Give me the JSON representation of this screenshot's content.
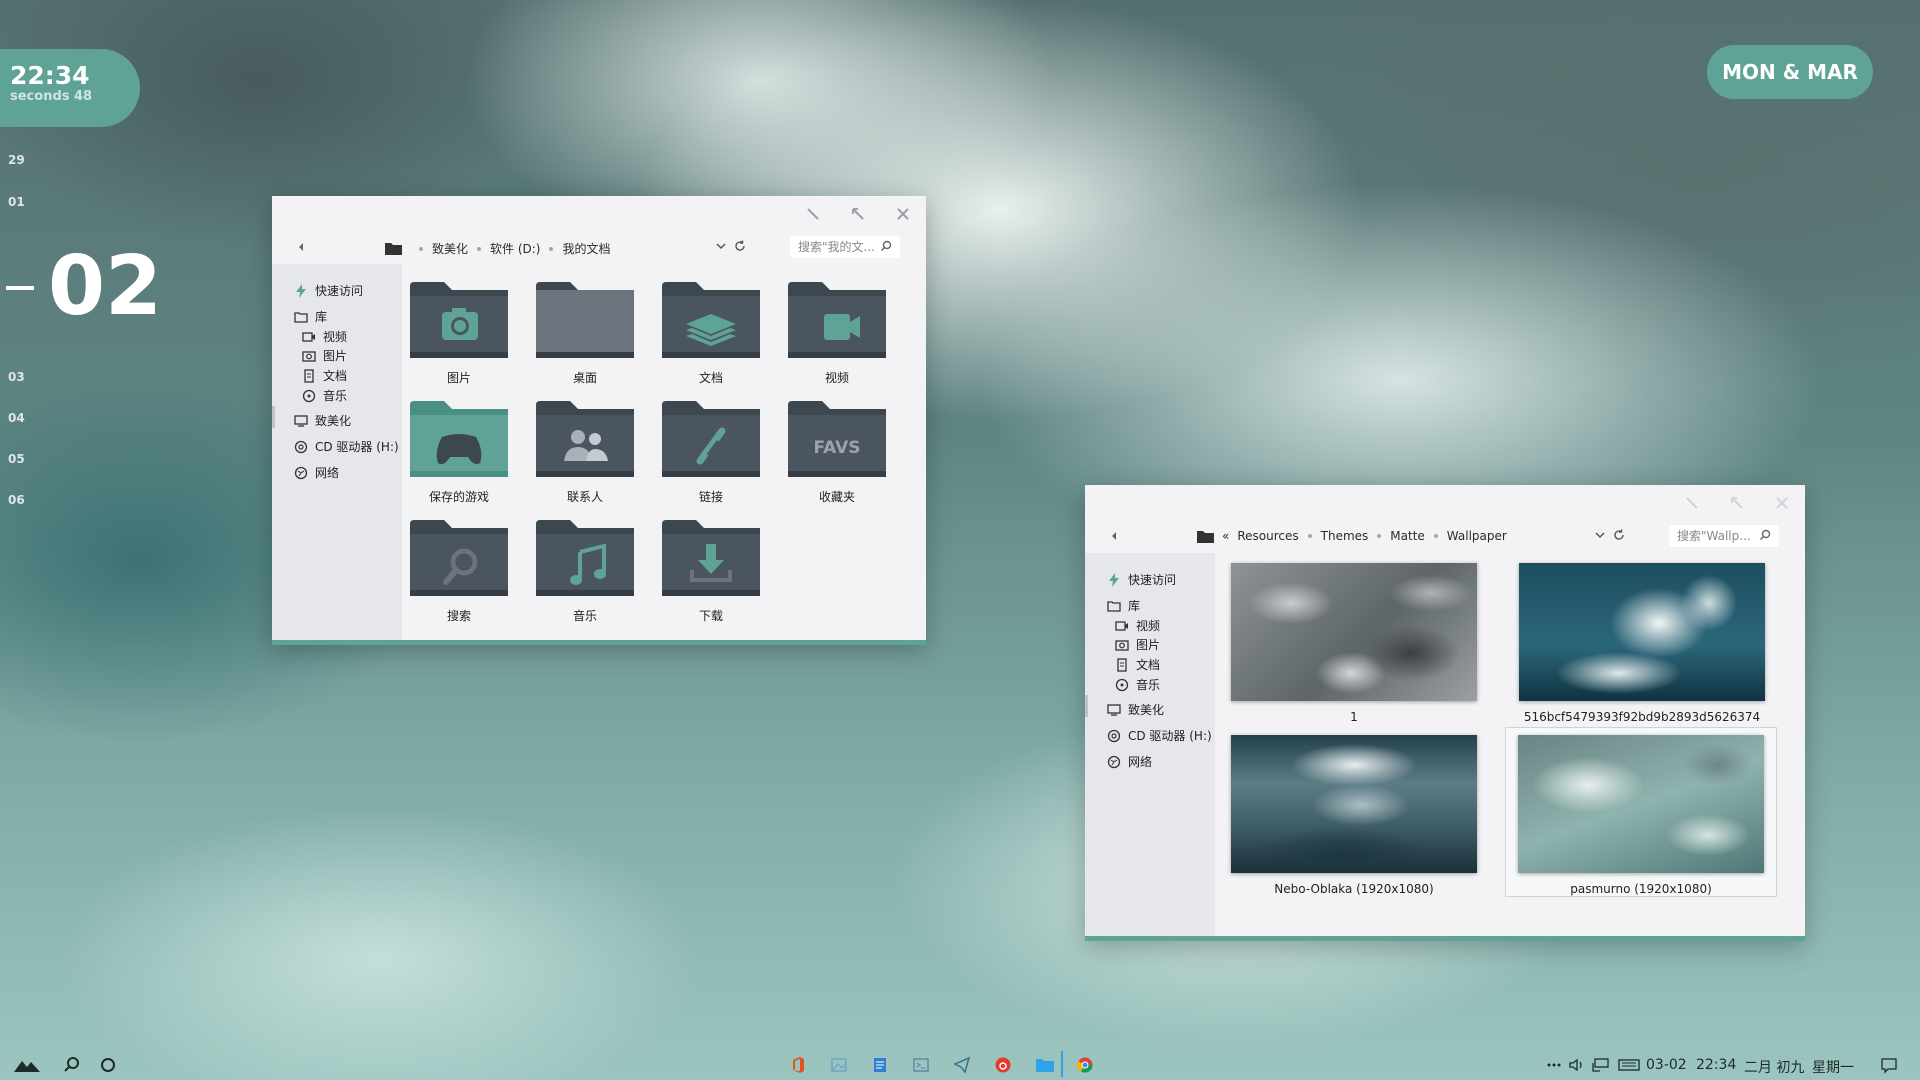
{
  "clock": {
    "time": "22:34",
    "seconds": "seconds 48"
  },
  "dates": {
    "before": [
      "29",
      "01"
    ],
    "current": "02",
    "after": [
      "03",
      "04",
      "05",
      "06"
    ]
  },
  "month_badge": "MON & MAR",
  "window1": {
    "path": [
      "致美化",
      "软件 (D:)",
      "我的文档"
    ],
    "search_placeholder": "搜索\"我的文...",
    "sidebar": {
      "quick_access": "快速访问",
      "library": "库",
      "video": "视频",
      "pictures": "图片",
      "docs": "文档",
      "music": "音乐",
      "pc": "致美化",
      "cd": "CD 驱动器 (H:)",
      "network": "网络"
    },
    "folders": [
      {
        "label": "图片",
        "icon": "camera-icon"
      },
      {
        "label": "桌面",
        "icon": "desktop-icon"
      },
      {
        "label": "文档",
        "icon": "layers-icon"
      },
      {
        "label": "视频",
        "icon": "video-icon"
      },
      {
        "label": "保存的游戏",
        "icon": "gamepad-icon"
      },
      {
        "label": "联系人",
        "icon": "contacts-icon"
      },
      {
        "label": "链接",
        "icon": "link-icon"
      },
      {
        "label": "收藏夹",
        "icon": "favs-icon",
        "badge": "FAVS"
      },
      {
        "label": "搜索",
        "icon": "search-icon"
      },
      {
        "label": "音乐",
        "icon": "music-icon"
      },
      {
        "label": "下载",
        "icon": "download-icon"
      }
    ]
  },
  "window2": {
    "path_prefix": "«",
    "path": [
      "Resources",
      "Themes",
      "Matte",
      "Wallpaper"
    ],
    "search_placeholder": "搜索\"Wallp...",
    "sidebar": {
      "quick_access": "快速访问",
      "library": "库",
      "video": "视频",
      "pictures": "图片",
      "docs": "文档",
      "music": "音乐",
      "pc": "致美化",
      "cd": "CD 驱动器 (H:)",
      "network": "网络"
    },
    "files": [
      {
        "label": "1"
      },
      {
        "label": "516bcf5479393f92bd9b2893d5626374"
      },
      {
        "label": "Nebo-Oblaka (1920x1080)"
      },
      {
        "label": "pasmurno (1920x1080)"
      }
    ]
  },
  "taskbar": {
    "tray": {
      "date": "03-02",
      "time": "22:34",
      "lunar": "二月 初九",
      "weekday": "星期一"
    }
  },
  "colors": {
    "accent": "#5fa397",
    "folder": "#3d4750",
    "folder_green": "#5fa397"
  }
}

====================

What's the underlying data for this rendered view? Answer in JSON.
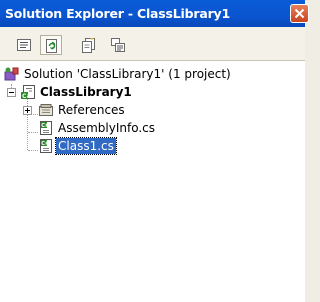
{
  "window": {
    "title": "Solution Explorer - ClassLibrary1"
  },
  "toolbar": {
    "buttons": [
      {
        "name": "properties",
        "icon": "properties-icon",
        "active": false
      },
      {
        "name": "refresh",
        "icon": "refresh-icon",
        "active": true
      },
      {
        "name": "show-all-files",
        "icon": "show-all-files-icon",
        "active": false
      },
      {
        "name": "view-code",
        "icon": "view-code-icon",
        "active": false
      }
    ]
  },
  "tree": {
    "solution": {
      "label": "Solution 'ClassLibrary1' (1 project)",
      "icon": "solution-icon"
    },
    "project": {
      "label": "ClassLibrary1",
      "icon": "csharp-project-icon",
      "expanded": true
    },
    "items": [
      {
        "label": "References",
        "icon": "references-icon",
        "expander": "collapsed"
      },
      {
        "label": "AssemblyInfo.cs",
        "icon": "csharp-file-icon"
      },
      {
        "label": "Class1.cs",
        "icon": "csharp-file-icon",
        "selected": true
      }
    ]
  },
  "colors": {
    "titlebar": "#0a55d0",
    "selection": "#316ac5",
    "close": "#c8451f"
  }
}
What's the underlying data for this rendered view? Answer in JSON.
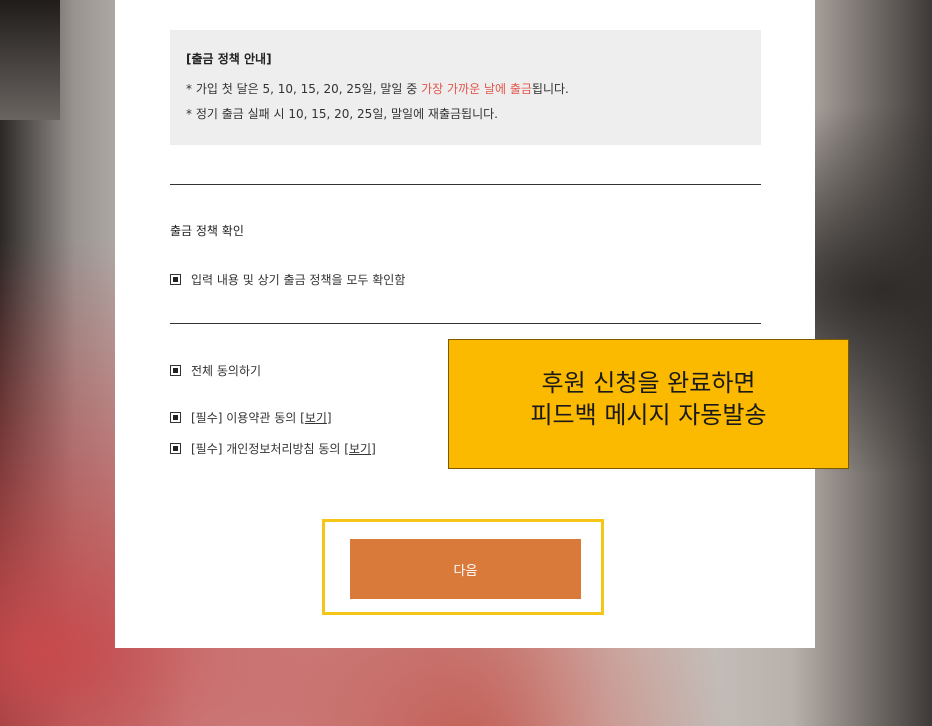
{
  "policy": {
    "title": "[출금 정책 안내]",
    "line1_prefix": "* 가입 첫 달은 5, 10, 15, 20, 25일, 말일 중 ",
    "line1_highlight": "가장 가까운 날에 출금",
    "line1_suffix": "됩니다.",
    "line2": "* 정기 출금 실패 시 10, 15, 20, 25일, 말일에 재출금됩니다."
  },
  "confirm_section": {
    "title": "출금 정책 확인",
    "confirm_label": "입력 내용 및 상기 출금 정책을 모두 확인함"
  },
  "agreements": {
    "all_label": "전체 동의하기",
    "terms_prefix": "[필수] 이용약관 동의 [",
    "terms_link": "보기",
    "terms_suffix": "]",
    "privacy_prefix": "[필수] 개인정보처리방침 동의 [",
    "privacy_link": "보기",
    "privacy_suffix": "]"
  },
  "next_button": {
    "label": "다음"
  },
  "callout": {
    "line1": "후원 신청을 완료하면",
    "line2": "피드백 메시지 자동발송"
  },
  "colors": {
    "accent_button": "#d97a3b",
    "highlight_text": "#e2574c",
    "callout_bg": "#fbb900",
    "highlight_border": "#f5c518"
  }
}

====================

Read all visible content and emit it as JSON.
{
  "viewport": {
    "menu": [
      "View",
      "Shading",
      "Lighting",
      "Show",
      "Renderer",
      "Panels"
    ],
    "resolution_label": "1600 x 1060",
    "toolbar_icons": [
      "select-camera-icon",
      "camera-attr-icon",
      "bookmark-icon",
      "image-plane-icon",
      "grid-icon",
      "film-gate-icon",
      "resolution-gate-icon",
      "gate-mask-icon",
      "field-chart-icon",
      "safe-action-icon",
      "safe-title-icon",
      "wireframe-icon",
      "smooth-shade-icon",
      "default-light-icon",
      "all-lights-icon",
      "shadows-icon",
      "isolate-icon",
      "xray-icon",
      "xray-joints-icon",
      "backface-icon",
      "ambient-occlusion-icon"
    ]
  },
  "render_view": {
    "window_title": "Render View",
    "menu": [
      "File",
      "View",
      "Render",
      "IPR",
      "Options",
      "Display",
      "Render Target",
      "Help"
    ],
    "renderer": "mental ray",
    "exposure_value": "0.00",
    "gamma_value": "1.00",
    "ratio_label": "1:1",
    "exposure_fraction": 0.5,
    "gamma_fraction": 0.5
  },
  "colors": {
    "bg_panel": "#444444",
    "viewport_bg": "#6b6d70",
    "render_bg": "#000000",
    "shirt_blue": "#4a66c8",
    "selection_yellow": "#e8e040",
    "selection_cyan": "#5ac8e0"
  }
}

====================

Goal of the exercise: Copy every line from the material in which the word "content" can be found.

Written response:
Give me the JSON representation of this screenshot's content.
Read all visible content and emit it as JSON.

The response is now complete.